*** The data

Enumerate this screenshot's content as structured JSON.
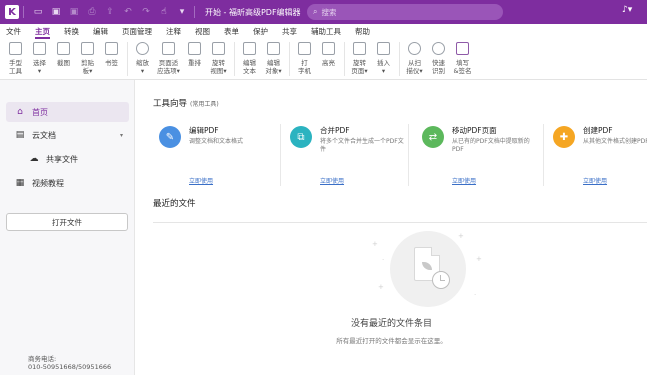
{
  "titlebar": {
    "app_title": "开始 - 福昕高级PDF编辑器",
    "search_placeholder": "搜索",
    "logo_glyph": "K",
    "icons": [
      "folder-open-icon",
      "save-icon",
      "save-as-icon",
      "print-icon",
      "share-icon",
      "undo-icon",
      "redo-icon",
      "hand-tool-icon",
      "more-icon"
    ]
  },
  "menubar": {
    "items": [
      "文件",
      "主页",
      "转换",
      "编辑",
      "页面管理",
      "注释",
      "视图",
      "表单",
      "保护",
      "共享",
      "辅助工具",
      "帮助"
    ],
    "active_index": 1
  },
  "ribbon": {
    "buttons": [
      {
        "label": "手型\n工具",
        "icon": "hand-icon"
      },
      {
        "label": "选择\n▾",
        "icon": "select-icon"
      },
      {
        "label": "截图",
        "icon": "snapshot-icon"
      },
      {
        "label": "剪贴\n板▾",
        "icon": "clipboard-icon"
      },
      {
        "label": "书签",
        "icon": "bookmark-icon"
      },
      {
        "label": "缩放\n▾",
        "icon": "zoom-icon"
      },
      {
        "label": "页面适\n应选项▾",
        "icon": "fit-page-icon"
      },
      {
        "label": "重排",
        "icon": "reflow-icon"
      },
      {
        "label": "旋转\n视图▾",
        "icon": "rotate-view-icon"
      },
      {
        "label": "编辑\n文本",
        "icon": "edit-text-icon"
      },
      {
        "label": "编辑\n对象▾",
        "icon": "edit-object-icon"
      },
      {
        "label": "打\n字机",
        "icon": "typewriter-icon"
      },
      {
        "label": "高亮",
        "icon": "highlight-icon"
      },
      {
        "label": "旋转\n页面▾",
        "icon": "rotate-page-icon"
      },
      {
        "label": "插入\n▾",
        "icon": "insert-icon"
      },
      {
        "label": "从扫\n描仪▾",
        "icon": "scanner-icon"
      },
      {
        "label": "快速\n识别",
        "icon": "quick-ocr-icon"
      },
      {
        "label": "填写\n&签名",
        "icon": "fill-sign-icon"
      }
    ]
  },
  "sidebar": {
    "items": [
      {
        "label": "首页",
        "icon": "home-icon"
      },
      {
        "label": "云文档",
        "icon": "cloud-doc-icon"
      },
      {
        "label": "共享文件",
        "icon": "cloud-share-icon"
      },
      {
        "label": "视频教程",
        "icon": "video-icon"
      }
    ],
    "open_file_label": "打开文件",
    "contact_label": "商务电话:",
    "contact_phone": "010-50951668/50951666"
  },
  "main": {
    "tools_title": "工具向导",
    "tools_subtitle": "(常用工具)",
    "cards": [
      {
        "title": "编辑PDF",
        "desc": "调整文档和文本格式",
        "link": "立即使用",
        "icon": "edit-pdf-icon",
        "color": "#4a90e2"
      },
      {
        "title": "合并PDF",
        "desc": "将多个文件合并生成一个PDF文件",
        "link": "立即使用",
        "icon": "merge-pdf-icon",
        "color": "#2bb3c0"
      },
      {
        "title": "移动PDF页面",
        "desc": "从已有的PDF文档中提取新的PDF",
        "link": "立即使用",
        "icon": "move-pages-icon",
        "color": "#5cb85c"
      },
      {
        "title": "创建PDF",
        "desc": "从其他文件格式创建PDF",
        "link": "立即使用",
        "icon": "create-pdf-icon",
        "color": "#f5a623"
      }
    ],
    "recent_title": "最近的文件",
    "empty_title": "没有最近的文件条目",
    "empty_sub": "所有最近打开的文件都会显示在这里。"
  }
}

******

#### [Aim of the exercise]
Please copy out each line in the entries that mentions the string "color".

#### [Answer to this task]
        "color": "#4a90e2"
        "color": "#2bb3c0"
        "color": "#5cb85c"
        "color": "#f5a623"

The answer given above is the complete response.